• **Raw data**
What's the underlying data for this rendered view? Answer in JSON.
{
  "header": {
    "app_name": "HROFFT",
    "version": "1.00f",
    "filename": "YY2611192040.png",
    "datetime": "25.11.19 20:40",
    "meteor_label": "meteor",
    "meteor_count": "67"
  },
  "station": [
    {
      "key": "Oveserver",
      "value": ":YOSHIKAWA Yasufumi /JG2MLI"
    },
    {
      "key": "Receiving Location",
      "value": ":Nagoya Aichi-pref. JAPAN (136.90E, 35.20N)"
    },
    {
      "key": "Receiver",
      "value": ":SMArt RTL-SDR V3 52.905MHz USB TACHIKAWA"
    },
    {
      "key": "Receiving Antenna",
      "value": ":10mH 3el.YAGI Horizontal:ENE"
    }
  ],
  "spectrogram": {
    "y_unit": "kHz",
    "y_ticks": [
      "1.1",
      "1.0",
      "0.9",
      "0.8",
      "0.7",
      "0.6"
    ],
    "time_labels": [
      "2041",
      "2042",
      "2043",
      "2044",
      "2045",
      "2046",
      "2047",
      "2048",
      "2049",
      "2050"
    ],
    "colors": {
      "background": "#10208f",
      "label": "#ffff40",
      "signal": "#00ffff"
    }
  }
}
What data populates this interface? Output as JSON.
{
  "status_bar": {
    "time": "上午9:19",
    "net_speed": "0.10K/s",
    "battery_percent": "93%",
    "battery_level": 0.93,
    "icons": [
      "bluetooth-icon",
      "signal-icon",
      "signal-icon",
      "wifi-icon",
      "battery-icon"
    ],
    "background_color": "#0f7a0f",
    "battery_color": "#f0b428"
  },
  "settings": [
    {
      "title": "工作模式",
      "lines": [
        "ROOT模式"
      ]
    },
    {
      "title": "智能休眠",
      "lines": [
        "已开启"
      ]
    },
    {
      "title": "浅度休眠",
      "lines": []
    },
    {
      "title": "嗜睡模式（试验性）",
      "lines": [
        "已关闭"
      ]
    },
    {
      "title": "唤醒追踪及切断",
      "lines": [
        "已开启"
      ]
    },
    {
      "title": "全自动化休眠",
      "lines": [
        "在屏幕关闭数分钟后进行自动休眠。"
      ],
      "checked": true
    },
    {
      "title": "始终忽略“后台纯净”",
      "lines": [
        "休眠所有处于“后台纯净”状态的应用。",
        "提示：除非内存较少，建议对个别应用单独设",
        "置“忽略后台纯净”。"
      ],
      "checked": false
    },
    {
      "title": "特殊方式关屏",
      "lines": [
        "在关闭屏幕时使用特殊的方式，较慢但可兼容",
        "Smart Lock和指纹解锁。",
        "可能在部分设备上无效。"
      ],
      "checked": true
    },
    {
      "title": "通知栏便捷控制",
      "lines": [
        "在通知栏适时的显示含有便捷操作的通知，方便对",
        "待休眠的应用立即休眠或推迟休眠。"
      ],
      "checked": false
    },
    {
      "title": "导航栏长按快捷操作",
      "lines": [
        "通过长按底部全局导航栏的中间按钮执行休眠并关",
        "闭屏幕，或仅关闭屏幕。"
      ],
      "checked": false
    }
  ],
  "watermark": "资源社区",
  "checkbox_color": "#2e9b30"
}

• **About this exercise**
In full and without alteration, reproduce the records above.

• **Answer for this exercise**
What's the underlying data for this rendered view? Answer in JSON.
{
  "header": {
    "app_name": "HROFFT",
    "version": "1.00f",
    "filename": "YY2611192040.png",
    "datetime": "25.11.19 20:40",
    "meteor_label": "meteor",
    "meteor_count": "67"
  },
  "station": [
    {
      "key": "Oveserver",
      "value": ":YOSHIKAWA Yasufumi /JG2MLI"
    },
    {
      "key": "Receiving Location",
      "value": ":Nagoya Aichi-pref. JAPAN (136.90E, 35.20N)"
    },
    {
      "key": "Receiver",
      "value": ":SMArt RTL-SDR V3 52.905MHz USB TACHIKAWA"
    },
    {
      "key": "Receiving Antenna",
      "value": ":10mH 3el.YAGI Horizontal:ENE"
    }
  ],
  "spectrogram": {
    "y_unit": "kHz",
    "y_ticks": [
      "1.1",
      "1.0",
      "0.9",
      "0.8",
      "0.7",
      "0.6"
    ],
    "time_labels": [
      "2041",
      "2042",
      "2043",
      "2044",
      "2045",
      "2046",
      "2047",
      "2048",
      "2049",
      "2050"
    ],
    "colors": {
      "background": "#10208f",
      "label": "#ffff40",
      "signal": "#00ffff"
    }
  }
}
What data populates this interface? Output as JSON.
{
  "status_bar": {
    "time": "上午9:19",
    "net_speed": "0.10K/s",
    "battery_percent": "93%",
    "battery_level": 0.93,
    "icons": [
      "bluetooth-icon",
      "signal-icon",
      "signal-icon",
      "wifi-icon",
      "battery-icon"
    ],
    "background_color": "#0f7a0f",
    "battery_color": "#f0b428"
  },
  "settings": [
    {
      "title": "工作模式",
      "lines": [
        "ROOT模式"
      ]
    },
    {
      "title": "智能休眠",
      "lines": [
        "已开启"
      ]
    },
    {
      "title": "浅度休眠",
      "lines": []
    },
    {
      "title": "嗜睡模式（试验性）",
      "lines": [
        "已关闭"
      ]
    },
    {
      "title": "唤醒追踪及切断",
      "lines": [
        "已开启"
      ]
    },
    {
      "title": "全自动化休眠",
      "lines": [
        "在屏幕关闭数分钟后进行自动休眠。"
      ],
      "checked": true
    },
    {
      "title": "始终忽略“后台纯净”",
      "lines": [
        "休眠所有处于“后台纯净”状态的应用。",
        "提示：除非内存较少，建议对个别应用单独设",
        "置“忽略后台纯净”。"
      ],
      "checked": false
    },
    {
      "title": "特殊方式关屏",
      "lines": [
        "在关闭屏幕时使用特殊的方式，较慢但可兼容",
        "Smart Lock和指纹解锁。",
        "可能在部分设备上无效。"
      ],
      "checked": true
    },
    {
      "title": "通知栏便捷控制",
      "lines": [
        "在通知栏适时的显示含有便捷操作的通知，方便对",
        "待休眠的应用立即休眠或推迟休眠。"
      ],
      "checked": false
    },
    {
      "title": "导航栏长按快捷操作",
      "lines": [
        "通过长按底部全局导航栏的中间按钮执行休眠并关",
        "闭屏幕，或仅关闭屏幕。"
      ],
      "checked": false
    }
  ],
  "watermark": "资源社区",
  "checkbox_color": "#2e9b30"
}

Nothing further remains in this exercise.